- **DIRECTIONS FOR THIS TASK**
Look through the data below for the string "Strategy", and copy every line where it turns up.

Data about app and page elements
== Segment start ==

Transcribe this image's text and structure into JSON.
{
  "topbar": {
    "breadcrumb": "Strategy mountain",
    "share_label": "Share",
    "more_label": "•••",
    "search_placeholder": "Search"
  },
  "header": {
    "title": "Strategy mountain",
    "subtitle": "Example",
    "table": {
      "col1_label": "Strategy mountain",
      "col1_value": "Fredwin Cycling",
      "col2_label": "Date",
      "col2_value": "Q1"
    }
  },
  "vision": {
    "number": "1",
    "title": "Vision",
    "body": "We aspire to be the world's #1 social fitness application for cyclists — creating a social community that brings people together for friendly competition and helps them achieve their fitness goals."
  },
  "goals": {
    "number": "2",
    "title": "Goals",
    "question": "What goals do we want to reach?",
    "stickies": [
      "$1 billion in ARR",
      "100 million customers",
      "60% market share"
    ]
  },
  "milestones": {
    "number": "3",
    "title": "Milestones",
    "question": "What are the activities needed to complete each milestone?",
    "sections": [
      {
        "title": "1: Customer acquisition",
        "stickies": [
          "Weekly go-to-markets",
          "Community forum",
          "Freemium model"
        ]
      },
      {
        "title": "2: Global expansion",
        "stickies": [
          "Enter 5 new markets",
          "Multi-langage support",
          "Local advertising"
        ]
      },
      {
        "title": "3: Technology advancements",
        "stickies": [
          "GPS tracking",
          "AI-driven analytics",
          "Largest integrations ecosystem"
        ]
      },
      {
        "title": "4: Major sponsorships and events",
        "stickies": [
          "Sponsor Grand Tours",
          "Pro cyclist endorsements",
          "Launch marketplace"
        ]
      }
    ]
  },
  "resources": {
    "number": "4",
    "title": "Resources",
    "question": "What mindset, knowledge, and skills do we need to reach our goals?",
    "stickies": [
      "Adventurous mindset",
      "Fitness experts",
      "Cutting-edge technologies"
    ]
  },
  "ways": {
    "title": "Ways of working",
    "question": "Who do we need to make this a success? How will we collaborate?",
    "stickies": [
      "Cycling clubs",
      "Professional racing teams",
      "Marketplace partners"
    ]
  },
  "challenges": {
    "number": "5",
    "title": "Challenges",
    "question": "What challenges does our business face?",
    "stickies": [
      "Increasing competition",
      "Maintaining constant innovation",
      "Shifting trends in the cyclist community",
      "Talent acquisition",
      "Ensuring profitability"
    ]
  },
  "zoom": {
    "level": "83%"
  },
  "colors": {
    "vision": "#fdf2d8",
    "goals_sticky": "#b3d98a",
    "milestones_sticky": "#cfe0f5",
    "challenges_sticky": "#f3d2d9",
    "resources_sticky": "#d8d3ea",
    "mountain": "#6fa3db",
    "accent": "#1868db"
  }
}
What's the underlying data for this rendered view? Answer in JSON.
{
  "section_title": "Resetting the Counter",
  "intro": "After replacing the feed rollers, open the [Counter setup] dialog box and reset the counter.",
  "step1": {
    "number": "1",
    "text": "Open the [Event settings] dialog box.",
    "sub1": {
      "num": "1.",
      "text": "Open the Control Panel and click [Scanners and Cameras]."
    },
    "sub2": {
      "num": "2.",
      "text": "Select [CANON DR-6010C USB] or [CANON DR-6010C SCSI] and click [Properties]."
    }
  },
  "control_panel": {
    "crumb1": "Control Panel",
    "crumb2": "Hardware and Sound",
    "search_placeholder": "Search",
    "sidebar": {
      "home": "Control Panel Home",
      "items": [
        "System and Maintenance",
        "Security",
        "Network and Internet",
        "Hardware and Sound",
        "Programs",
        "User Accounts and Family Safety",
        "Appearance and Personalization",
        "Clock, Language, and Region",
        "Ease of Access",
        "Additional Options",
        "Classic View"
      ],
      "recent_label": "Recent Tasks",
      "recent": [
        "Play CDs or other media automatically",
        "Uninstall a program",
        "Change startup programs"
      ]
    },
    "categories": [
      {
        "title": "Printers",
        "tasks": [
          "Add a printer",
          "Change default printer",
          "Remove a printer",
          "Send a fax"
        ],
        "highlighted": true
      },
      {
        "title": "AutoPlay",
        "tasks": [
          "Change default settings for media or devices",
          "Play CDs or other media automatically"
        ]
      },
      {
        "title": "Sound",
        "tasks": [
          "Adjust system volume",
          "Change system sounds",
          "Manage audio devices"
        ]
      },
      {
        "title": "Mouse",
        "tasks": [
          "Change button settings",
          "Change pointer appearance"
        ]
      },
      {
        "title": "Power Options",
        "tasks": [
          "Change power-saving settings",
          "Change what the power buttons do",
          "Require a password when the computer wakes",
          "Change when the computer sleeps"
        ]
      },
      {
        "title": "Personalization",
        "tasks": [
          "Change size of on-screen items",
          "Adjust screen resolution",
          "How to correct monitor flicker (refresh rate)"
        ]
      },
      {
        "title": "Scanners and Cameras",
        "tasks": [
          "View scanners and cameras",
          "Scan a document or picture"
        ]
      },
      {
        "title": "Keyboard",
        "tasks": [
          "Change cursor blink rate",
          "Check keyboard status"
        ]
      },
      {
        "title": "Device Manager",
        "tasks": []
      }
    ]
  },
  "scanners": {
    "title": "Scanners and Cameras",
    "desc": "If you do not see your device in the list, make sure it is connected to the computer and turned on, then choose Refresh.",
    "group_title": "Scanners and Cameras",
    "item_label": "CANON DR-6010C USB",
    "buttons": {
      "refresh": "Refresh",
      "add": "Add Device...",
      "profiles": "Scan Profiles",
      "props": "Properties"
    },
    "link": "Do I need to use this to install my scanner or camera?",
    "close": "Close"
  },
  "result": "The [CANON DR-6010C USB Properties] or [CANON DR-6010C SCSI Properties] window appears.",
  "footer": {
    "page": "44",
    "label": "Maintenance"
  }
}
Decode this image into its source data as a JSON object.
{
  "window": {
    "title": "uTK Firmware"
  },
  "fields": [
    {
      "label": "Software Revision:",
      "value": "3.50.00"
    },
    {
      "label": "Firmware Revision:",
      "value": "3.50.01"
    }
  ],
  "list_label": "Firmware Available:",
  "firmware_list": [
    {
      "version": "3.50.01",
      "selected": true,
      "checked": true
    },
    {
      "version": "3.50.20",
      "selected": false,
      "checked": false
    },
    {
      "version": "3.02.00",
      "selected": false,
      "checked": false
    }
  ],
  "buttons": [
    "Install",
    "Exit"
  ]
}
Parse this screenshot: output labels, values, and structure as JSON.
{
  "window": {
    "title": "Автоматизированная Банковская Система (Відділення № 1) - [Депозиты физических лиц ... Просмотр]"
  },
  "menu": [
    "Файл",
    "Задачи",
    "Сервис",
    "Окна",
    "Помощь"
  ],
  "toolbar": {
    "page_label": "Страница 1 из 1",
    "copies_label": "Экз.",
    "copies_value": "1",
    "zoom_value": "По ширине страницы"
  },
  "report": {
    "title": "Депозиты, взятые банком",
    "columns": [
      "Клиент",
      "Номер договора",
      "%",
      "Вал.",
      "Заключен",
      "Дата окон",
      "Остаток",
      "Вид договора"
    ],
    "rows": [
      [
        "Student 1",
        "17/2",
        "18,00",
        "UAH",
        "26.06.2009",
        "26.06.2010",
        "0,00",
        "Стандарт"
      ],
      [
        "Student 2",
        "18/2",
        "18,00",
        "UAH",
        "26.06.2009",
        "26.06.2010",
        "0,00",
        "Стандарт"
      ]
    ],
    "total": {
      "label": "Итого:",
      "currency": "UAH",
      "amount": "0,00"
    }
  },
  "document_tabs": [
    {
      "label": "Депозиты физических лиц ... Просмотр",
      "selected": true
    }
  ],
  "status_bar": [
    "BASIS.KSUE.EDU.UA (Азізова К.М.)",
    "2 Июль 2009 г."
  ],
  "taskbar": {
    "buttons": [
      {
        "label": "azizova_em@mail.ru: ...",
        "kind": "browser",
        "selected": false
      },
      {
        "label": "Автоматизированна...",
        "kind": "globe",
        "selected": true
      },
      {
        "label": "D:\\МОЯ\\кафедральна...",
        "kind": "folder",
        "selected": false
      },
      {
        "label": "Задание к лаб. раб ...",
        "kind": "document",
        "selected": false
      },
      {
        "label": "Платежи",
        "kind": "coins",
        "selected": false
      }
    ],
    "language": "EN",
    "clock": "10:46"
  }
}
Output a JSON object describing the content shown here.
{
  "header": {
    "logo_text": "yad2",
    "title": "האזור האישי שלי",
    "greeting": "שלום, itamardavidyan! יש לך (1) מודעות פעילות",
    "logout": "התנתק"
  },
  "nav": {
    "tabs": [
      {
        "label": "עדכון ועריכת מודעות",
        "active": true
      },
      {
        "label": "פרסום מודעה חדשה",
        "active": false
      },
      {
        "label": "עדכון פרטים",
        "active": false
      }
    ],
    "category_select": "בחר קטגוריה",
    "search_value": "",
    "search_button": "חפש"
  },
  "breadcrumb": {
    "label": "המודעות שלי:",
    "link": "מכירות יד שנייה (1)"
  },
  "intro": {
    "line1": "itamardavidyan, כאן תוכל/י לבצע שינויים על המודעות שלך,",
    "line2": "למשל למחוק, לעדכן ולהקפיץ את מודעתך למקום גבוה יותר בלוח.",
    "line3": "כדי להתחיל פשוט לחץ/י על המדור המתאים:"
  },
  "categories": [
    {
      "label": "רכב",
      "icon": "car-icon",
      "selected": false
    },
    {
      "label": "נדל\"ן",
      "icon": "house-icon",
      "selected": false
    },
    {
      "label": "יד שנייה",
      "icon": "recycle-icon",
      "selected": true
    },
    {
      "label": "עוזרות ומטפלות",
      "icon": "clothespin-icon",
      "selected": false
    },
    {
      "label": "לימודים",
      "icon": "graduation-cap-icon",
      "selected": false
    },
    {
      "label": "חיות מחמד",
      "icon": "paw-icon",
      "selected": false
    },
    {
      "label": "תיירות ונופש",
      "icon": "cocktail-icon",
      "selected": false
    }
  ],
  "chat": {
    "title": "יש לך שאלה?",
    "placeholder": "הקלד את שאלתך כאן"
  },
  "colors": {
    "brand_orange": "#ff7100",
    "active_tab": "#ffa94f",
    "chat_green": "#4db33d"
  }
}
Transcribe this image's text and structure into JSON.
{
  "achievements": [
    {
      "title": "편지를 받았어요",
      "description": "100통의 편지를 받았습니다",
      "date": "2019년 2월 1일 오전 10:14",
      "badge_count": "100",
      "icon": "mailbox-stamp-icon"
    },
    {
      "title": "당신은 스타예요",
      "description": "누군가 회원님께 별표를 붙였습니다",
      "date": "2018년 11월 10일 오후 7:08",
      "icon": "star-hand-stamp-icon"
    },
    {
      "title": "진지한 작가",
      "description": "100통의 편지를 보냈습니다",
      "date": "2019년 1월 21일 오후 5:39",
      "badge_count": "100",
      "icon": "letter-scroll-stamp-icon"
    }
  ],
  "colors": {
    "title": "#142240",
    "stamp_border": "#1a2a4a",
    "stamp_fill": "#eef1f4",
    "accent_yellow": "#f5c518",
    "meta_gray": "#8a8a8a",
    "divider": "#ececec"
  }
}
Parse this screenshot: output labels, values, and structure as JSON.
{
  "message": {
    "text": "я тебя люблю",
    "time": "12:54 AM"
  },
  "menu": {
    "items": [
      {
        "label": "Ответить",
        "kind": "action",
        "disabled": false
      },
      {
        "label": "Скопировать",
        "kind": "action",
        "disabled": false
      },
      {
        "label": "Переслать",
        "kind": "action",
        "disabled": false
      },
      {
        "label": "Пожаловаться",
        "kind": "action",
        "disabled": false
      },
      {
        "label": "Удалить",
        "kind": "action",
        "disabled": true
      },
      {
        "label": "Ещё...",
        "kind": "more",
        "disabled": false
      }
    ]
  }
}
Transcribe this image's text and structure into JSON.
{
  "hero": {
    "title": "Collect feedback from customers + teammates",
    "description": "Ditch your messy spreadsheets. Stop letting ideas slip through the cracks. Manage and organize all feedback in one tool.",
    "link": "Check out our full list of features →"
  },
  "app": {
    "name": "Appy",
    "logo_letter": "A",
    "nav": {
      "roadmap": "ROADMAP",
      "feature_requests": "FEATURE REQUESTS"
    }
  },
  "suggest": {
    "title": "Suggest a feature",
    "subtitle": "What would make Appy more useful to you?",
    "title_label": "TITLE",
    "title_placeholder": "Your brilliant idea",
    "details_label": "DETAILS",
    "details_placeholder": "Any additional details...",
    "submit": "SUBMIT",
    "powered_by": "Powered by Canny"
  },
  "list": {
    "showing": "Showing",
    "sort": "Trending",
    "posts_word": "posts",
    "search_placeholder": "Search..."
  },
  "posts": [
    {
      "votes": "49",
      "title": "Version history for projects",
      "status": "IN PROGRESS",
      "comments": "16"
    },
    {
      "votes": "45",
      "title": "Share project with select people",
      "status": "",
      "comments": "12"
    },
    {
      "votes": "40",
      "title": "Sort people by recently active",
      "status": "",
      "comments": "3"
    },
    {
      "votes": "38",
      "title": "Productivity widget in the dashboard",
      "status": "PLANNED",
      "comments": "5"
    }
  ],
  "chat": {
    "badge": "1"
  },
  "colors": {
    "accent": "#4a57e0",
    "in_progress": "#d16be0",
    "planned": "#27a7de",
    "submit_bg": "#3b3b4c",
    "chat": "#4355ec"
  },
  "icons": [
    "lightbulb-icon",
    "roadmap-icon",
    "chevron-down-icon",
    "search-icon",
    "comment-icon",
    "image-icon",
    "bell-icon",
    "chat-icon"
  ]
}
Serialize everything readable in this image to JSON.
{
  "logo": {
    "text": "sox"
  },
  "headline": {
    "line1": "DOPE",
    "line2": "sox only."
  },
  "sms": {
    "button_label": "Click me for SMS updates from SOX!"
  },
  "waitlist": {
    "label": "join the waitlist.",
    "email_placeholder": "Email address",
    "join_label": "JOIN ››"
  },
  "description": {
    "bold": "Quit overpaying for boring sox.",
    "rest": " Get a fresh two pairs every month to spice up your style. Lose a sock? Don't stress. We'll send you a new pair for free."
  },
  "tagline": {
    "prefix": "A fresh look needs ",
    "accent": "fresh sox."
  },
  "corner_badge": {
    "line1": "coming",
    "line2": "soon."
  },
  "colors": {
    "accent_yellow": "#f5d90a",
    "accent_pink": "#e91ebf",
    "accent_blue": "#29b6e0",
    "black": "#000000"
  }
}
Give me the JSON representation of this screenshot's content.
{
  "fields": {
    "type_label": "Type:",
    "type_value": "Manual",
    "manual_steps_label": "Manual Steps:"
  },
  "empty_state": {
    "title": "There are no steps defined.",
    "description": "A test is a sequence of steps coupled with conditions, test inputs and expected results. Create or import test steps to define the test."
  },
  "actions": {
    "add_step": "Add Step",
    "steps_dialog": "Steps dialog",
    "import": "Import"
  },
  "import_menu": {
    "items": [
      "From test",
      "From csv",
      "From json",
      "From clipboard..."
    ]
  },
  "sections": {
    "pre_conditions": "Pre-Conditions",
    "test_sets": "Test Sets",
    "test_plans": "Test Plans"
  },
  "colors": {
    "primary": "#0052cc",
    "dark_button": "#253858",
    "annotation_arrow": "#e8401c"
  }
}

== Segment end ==

- **EXERCISE ANSWER**
    "breadcrumb": "Strategy mountain",
    "title": "Strategy mountain",
      "col1_label": "Strategy mountain",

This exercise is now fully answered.